Last week, I got word the Hindu Student Council at Rutgers University was hosting Vivek Agnihotri to speak on “hidden truths” on the Kashmir dilemma. The proposed event was met with an uproar. Agnihotri, an Indian film director, has been accused of sexual harassment as well as spewing anti-Muslim hate. Some students at Rutgers University demanded Agnihotri’s invitation to speak on campus be rescinded.
After letters were petitioned and some Rutgers professors spoke out publicly against the university hosting him, the event was canceled on campus. No explanation was offered. However, this did not stop the Hindu Student Council from hosting Agnihotri. They just moved it to a temple in Edison. A friend of mine informed me of the location and we registered for a seat. We went to the event for a number of reasons.
Firstly, the event was advertised as a forum where students and young adults can listen and learn from a keynote speaker. We wanted to listen to Vivek Agnihotri out of pure interest. Secondly, we wanted to hear “the other point of view” without any reservations. I have asked this question before and I will ask this question again: What is freedom? For generations, the Kashmiri people have been chasing freedom. Unfortunately, the call for freedom has been falling on deaf ears. And this seemed to be a place where the other side of the Kashmir dilemma, would voice their concerns and rationale behind their motives.

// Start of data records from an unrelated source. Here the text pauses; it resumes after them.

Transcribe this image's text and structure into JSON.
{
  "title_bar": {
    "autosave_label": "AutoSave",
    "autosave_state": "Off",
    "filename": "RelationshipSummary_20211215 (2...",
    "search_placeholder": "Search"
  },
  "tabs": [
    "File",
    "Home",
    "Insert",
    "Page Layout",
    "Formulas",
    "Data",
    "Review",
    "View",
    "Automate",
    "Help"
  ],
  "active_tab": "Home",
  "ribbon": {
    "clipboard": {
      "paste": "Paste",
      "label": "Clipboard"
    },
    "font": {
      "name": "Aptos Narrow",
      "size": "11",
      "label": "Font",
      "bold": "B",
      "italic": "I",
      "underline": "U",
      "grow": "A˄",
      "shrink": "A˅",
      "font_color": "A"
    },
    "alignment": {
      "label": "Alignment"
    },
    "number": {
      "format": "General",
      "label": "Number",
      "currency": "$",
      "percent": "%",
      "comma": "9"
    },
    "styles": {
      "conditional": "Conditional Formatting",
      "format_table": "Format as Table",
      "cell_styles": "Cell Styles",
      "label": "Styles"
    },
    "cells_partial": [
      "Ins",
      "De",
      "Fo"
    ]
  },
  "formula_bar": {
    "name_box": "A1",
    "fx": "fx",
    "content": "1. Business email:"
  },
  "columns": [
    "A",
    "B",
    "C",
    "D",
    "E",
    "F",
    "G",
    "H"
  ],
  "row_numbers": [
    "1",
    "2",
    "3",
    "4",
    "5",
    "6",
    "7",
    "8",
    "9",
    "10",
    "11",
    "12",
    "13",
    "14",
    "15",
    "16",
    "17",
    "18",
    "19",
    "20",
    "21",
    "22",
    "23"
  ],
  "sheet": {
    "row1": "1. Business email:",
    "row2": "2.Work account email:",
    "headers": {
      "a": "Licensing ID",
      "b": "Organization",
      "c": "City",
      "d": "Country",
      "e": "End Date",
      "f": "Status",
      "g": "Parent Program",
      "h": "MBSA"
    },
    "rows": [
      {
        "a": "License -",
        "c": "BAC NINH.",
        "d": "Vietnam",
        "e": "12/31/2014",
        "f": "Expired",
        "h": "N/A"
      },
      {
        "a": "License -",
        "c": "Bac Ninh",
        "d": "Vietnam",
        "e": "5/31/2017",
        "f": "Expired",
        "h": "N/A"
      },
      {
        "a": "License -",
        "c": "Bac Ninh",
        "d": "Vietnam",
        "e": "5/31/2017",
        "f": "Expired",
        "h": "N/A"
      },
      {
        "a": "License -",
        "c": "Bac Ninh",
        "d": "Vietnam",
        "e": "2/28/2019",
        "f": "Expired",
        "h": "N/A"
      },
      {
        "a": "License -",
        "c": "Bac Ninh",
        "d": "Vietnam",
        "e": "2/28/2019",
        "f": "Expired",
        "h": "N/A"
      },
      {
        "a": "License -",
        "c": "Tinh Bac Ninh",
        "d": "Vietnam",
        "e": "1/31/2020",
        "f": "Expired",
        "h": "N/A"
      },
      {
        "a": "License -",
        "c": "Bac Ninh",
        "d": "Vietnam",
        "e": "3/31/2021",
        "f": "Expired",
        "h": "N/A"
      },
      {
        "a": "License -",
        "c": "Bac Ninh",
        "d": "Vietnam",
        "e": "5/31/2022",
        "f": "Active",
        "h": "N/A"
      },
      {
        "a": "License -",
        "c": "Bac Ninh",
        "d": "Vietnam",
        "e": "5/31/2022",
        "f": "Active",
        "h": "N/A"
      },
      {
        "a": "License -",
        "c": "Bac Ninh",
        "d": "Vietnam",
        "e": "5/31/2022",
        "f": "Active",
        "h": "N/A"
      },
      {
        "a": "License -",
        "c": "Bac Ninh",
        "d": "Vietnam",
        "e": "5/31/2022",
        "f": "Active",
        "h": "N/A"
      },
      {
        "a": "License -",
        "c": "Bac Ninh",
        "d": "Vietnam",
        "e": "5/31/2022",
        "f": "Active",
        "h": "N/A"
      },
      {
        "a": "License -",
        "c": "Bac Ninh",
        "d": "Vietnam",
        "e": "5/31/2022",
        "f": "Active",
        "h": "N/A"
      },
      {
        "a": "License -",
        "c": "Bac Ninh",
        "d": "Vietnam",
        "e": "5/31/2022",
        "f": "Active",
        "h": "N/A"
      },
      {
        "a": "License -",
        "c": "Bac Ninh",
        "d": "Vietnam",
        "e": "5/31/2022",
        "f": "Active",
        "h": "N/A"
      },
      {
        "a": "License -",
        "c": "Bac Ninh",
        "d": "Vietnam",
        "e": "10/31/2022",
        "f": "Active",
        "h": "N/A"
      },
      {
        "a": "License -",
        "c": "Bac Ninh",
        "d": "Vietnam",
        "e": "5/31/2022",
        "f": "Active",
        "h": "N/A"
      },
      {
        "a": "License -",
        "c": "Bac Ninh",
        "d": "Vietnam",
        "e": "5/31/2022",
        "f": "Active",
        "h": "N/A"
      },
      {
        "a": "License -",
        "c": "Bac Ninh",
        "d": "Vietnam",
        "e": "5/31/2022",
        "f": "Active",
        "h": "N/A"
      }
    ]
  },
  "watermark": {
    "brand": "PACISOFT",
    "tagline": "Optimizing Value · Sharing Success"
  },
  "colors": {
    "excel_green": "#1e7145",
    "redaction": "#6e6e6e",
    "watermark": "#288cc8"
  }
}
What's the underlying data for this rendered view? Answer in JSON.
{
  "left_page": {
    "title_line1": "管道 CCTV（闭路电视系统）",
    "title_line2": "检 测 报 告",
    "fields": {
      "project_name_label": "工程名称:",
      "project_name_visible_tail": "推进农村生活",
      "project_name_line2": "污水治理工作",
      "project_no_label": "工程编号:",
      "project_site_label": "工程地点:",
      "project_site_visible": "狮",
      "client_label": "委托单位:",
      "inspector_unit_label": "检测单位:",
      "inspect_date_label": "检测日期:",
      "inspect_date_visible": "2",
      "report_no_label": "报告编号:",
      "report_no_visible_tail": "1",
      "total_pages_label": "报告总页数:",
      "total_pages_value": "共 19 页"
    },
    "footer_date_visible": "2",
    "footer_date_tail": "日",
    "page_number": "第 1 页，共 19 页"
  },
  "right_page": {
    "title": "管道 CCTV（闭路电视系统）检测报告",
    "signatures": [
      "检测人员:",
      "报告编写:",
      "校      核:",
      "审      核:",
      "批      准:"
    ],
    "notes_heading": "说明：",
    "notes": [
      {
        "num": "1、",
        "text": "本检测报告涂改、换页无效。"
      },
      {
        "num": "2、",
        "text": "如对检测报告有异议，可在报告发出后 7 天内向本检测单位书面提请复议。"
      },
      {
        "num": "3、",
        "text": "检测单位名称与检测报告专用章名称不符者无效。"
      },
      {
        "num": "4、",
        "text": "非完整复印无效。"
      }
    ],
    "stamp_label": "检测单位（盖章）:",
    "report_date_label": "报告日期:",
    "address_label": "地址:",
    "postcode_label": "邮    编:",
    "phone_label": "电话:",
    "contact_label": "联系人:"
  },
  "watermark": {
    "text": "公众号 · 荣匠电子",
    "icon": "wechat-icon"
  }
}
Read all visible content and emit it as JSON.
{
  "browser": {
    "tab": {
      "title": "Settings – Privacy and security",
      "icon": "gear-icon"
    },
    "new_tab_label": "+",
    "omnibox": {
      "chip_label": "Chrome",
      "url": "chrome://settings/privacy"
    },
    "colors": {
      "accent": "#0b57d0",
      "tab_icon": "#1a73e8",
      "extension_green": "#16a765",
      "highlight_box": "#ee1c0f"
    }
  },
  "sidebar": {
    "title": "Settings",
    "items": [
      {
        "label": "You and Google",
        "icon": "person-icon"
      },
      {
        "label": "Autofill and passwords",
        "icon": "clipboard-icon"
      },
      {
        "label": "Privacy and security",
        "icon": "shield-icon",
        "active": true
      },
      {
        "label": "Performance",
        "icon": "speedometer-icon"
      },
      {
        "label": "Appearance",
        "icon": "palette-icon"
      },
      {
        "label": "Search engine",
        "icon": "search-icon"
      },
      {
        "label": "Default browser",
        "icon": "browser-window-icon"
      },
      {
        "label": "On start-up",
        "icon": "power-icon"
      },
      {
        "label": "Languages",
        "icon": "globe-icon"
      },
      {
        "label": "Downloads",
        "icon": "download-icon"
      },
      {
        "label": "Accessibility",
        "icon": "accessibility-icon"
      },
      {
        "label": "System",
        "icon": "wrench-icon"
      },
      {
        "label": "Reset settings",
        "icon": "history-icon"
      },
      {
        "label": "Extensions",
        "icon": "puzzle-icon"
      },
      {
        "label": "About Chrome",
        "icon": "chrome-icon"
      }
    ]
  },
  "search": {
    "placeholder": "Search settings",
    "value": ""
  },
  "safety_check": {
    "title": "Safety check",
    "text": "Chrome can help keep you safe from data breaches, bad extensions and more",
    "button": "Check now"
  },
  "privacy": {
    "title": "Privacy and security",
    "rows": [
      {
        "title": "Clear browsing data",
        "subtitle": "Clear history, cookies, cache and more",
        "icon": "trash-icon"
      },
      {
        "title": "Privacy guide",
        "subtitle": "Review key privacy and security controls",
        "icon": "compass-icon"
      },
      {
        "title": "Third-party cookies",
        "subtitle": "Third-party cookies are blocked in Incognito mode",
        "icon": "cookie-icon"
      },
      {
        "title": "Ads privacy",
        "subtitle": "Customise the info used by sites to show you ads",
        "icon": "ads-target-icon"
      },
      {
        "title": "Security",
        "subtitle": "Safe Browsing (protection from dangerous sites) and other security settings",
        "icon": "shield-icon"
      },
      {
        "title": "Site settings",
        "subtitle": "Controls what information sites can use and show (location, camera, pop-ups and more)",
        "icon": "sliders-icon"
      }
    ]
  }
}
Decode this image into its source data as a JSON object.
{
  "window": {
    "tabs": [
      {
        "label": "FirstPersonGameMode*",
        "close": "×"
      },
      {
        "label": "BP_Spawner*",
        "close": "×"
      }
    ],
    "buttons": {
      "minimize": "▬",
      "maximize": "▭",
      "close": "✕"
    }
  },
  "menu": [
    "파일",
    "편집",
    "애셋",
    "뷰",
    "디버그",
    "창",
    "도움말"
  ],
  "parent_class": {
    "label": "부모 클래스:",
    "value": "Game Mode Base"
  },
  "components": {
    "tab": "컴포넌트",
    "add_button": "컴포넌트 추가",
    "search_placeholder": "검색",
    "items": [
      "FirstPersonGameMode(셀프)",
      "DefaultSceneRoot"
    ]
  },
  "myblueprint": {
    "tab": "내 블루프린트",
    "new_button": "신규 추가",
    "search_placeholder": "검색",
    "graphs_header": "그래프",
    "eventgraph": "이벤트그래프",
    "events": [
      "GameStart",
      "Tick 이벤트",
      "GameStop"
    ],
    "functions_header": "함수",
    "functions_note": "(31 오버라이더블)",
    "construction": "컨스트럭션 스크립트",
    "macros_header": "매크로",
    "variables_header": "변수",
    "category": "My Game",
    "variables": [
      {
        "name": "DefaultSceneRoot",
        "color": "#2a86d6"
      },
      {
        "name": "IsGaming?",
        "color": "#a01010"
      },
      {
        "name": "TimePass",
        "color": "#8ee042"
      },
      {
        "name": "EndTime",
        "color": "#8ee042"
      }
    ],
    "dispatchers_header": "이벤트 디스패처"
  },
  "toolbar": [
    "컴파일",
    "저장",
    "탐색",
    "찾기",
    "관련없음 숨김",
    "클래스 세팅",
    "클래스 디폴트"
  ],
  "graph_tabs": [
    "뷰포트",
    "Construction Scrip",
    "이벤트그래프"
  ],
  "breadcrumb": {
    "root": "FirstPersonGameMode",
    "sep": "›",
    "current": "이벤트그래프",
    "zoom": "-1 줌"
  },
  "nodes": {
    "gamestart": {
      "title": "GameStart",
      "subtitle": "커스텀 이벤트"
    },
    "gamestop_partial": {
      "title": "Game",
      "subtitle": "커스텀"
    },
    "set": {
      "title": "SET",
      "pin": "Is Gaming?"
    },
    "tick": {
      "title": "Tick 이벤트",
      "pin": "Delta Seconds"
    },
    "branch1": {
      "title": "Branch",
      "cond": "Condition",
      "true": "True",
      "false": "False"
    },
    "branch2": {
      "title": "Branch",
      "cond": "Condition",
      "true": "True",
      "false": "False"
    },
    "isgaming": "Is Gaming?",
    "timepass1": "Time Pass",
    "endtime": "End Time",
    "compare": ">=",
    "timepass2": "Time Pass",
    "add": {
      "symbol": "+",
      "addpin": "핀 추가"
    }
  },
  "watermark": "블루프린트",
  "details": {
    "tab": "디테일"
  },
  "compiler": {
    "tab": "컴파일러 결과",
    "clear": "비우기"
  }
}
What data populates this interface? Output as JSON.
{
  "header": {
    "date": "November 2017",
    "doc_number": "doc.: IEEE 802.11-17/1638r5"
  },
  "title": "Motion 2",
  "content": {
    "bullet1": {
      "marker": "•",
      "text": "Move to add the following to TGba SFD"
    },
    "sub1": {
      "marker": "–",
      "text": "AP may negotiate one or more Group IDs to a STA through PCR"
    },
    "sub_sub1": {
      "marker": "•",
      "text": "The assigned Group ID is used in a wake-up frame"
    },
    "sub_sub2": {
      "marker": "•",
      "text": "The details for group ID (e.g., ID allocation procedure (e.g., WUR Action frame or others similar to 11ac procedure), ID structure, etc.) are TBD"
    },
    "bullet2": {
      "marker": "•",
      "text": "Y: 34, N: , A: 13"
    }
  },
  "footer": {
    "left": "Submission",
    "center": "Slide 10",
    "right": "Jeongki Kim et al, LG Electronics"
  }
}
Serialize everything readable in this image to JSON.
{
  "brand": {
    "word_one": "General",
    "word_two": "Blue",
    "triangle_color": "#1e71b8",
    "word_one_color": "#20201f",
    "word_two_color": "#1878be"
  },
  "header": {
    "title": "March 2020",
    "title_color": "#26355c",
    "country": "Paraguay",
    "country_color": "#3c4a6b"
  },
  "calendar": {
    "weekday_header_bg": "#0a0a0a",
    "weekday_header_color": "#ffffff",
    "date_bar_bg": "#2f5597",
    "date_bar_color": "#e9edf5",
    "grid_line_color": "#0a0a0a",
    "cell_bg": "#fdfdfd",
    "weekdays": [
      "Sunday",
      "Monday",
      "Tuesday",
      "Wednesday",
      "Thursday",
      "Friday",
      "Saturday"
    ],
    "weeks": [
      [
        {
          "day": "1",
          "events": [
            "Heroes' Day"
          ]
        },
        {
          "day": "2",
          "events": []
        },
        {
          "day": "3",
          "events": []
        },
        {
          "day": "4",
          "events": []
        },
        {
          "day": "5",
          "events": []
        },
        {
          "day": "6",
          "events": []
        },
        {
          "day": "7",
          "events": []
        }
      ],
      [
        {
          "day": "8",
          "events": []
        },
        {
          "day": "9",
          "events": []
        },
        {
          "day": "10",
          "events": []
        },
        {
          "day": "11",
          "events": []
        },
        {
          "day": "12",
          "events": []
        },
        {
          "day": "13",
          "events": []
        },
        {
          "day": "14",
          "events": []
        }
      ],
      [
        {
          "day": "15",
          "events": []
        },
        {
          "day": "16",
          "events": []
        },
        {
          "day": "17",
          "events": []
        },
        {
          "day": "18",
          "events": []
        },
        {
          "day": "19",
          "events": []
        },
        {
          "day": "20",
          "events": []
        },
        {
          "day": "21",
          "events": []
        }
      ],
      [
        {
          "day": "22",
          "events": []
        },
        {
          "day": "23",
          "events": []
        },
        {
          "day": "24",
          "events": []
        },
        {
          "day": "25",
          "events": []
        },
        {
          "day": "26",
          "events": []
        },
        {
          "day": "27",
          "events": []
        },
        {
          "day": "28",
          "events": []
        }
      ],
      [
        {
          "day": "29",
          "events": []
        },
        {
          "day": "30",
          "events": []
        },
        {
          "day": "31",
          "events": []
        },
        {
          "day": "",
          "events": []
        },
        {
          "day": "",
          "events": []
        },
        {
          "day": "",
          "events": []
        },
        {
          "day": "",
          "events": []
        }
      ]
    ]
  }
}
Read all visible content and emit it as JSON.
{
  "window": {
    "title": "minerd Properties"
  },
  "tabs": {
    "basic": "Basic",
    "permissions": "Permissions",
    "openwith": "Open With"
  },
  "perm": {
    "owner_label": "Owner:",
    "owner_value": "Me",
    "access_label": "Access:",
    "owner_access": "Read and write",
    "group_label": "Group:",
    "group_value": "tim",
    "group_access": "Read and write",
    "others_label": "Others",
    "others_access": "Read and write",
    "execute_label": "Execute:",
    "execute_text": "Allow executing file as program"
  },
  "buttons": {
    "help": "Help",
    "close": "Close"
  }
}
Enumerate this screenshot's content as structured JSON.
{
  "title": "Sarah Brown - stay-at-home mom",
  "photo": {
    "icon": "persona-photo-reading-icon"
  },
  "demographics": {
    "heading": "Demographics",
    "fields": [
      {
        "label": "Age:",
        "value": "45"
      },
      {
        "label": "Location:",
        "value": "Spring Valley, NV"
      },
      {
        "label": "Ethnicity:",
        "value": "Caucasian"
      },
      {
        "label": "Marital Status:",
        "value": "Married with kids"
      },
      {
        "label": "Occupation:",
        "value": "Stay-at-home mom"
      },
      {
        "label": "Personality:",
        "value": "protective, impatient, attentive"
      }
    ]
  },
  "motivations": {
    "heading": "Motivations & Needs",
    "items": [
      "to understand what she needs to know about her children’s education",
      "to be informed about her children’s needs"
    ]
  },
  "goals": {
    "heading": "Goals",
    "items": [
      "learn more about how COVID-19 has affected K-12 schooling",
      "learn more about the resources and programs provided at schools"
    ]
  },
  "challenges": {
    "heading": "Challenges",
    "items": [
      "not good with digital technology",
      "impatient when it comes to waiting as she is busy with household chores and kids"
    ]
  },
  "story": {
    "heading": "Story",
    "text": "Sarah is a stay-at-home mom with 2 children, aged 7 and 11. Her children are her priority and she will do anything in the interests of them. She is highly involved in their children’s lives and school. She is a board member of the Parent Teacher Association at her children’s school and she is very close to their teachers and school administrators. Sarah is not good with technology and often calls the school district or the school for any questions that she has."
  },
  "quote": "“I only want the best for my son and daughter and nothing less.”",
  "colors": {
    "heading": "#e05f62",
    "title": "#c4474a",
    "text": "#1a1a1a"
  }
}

But the moment we walked in, we were met with hostility. I was asked to put my phone away. I was told to “act accordingly. This is our event.” There were very few students or young people at the venue. This did not have the feeling of a student driven event. It felt — to me at least — as though the Hindu Student Council’s event had been hijacked by a crowd that wanted to push a Hindu Nationalist agenda. However, it was imperative that my friend and I remained composed. We were in a temple, after all. We had to respect a house of prayer just as what we would want in a mosque.
For about an hour, I heard anti-Kashmiri Muslim rhetoric. I heard the crowd give thunderous applause while Agnihotri called Muslims ”barbarians”. Agnihotri’s hate speech did not stop there. He deliberately overlooked the systematic issues in Kashmir. He blamed the poverty rate in Kashmir on Muslims. This is a right-wing talking point. The Hindu newspaper showed in an article in September that Kashmir’s poverty rate is far lower than most states in India. (Jammu & Kashmir’s Human Development Index is also higher than Gujarat — Editor).
He also insinuated that all Muslims are “Jihadis”. He insinuated that ethnic cleansing of Muslims of Kashmir was the only way to return Kashmir back to normalcy. The diversity that has been a hallmark for Jammu and Kashmir seemed to be an afterthought for him. The crowd cheered on his hate speech while my friend and I were forced to put on poker faces. After the speech, Vivek opened the floor for questions from the younger audience.
Since there were very few young adults, my hand was raised in a sea of older gentlemen glaring at me. I thanked him for visiting New Jersey and asked two questions: What do you plan on doing with the Muslim population in Kashmir and what does the UN plebiscite calling for Kashmiri self-determination mean to you? Both of my questions were dismissed with no real answer. The crowd heckled me as I stated my questions while Agnihorti claimed that the Kashmiri land is not for the Muslims that live there then described the UN resolution that called for a referendum to the dispute as “wrong”.
This is when the tide changed. He called me to the front and asked me where I was from. I softly responded by saying I am from Kashmir. He asked where was Kashmir located. I softly responded by saying Kashmir is in Kashmir. The crowd was infuriated and Vivek was caught off guard. The strong Kashmiri identity rhetoric was puzzling for him and his crowd. Their reaction was daunting. One of the leaders of the event went towards my friend to ask him to stop recording. Naturally, he pushed back. She grabbed his phone and stopped the recording. We were separated by the crowd. I kept my calm, telling myself this is a temple. I was mobbed.
On my way out I was cursed in what seemed to be a million languages. I was being escorted by the event organizers but a good fraction of the crowd stood up to meet me as I was heading towards the exit. Hands were put on me. It was a struggle to keep moving forward with all the bodies in front of me. I was greeted with curses in Hindi, Gujarati, and English. I kept hearing words that claimed how I should be thanking the Indian army for some reason. I even was punched in the back of the head on my way out. I turned around to ask who hit me, but no one stepped up. There were so many men in front of me, the punch could have come from any one of them. I was steadily pushed out the hall.
My last statement to the crowd: “I have been hit, mobbed, and cursed on my way out. Not once did I curse back in your temple. Free my people.”